I ask because this morning I found a device running a prior version from September and not the last uploaded version of November. The device is a clock using a pinball backglass. , I modified it to show the outside temperature, and woke up to find it is not showing the temperature. I also give all the device html connectivity and when I look at the site the DATE I store is September and not November. Bizarre. How is this even possible?
The only way I can think of is that you think you programmed it successfully with the new code but the programming failed.
If you upload a new sketch successfully the old one is gone.
(Nice project by the way! )
But until yesterday it was acting as if it had worked. I use the OTA stuff so I don't have to keep taking it off the wall to connect to usb,
Thanks for the compliment, the Game over means Saturday, the 40 is the number of seconds. Then every 10 seconds for two seconds it shows the temperature from open weather map where the 10 is. the tens number of the temp comes on 200ms before the ones number to avoid confusion. There is also a monty python silly mode where it flashes rainbow colors on all the numbers. But yeah, this is a head scratcher for me.

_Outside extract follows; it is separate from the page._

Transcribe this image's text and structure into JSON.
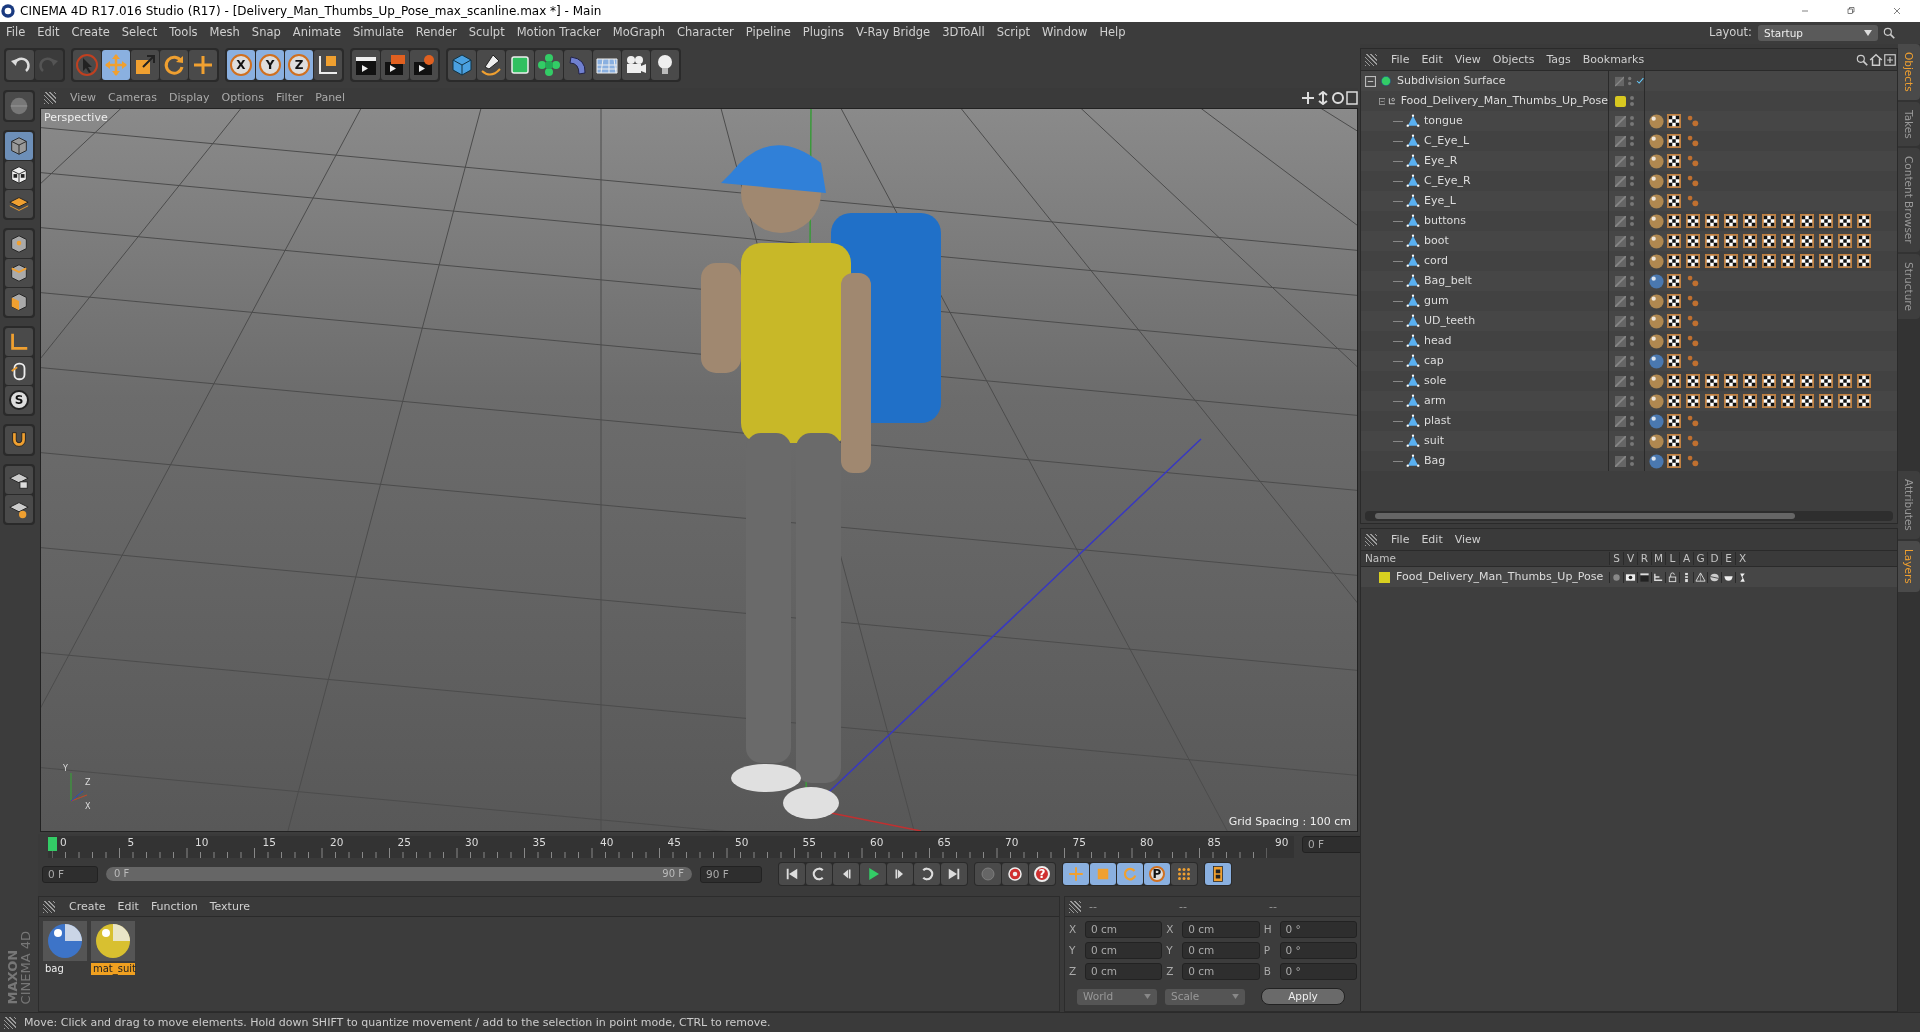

Then I don't know. I'll watch this topic with interest to see what anyone else says, maybe I am about to learn something.
One thing I have learned with esp devices. if you upload once with SSID and password, and take that out the next time, it remembers the SSID and password! So yeah, there is a lot we don't know about these things.
Prove it. Sounds like you just a bit disorganized.
How do you store the date?
the compiler function DATE
well _ _ DATE _ _. for some reason it isn't printing what I type.
then in the html handle, I have
// P r o g r a m U p d a t e d strcat(html, "Program Updated"); strcat(html, *ctdotd); strcat(html, __DATE__); strcat(html, *ctdotd); strcat(html, __TIME__); AddToTable(); // __FILE__ strcat(html, "File"); strcat(html, *ctdotd); strcat(html, __FILE__); strcat(html, *ctdotd); strcat(html, "name"); AddToTable();
Bottom line is still NO. If the board is still running the old code then you were simply unsuccessful in overwriting it with the new code. End of story.
Double underscores is Markdown syntax for bold text emphasis:
You should always wrap code text in backticks to avoid this sort of problem, as well as to improve readability in general.
the compiler function `__DATE__`
Renders as this:
the compiler function
I don't know if the esp8266 itself keeps the old firmware, but I wonder if the OTA library does. It must store the new firmware, as it is uploaded, in an unused part of the flash memory. It can't simply overwrite the old firmware in case the new firmware download fails part way through or gets corrupted. If I designed the OTA library, I think I would build in some kind of failsafe. If the new firmware, even though it downloaded ok, did not behave correctly in some particular way, not sure what that might be exactly, the library would intervene and switch back to the previous firmware version, having kept it as a backup.
You guys aren't going to believe this, but a few hours ago, it started using the new sketch and without checking the html, I just sat there shaking my head and ran some errands, NOW, a few hours after that it is using the older software. Here is a screen print from the html page with the old date.
It also shows it reset itself
and prior to that had been running
I sure wish I had checked that page when it was running the newer version, maybe it will flip again.
So why does it seem to have both copies? Evidently there is a lot we don't know about these things.
OTA, as I understand it, only works if you have not used more than half of your progmem. OTA uploads your code to the unused half of progmem then changes the start vector. Your prior code is still in progmem, but nothing points to it. If you upload by OTA again, then there would be two copies.
two slightly different copies in this case and something is moving the needle. I will keep that in mind and endeavor to stay below 50%. Does this have anything to do with spiff settings?
I guess I am within the limits
Sketch uses 344096 bytes (32%) of program storage space. Maximum is 1044464 bytes.
Global variables use 34808 bytes (42%) of dynamic memory, leaving 47112 bytes for local variables. Maximum is 81920 bytes.
If your sketch gets to be more than 50% of program space, OTA won't work.
Is that to ensure that one working copy remains if the new one fails?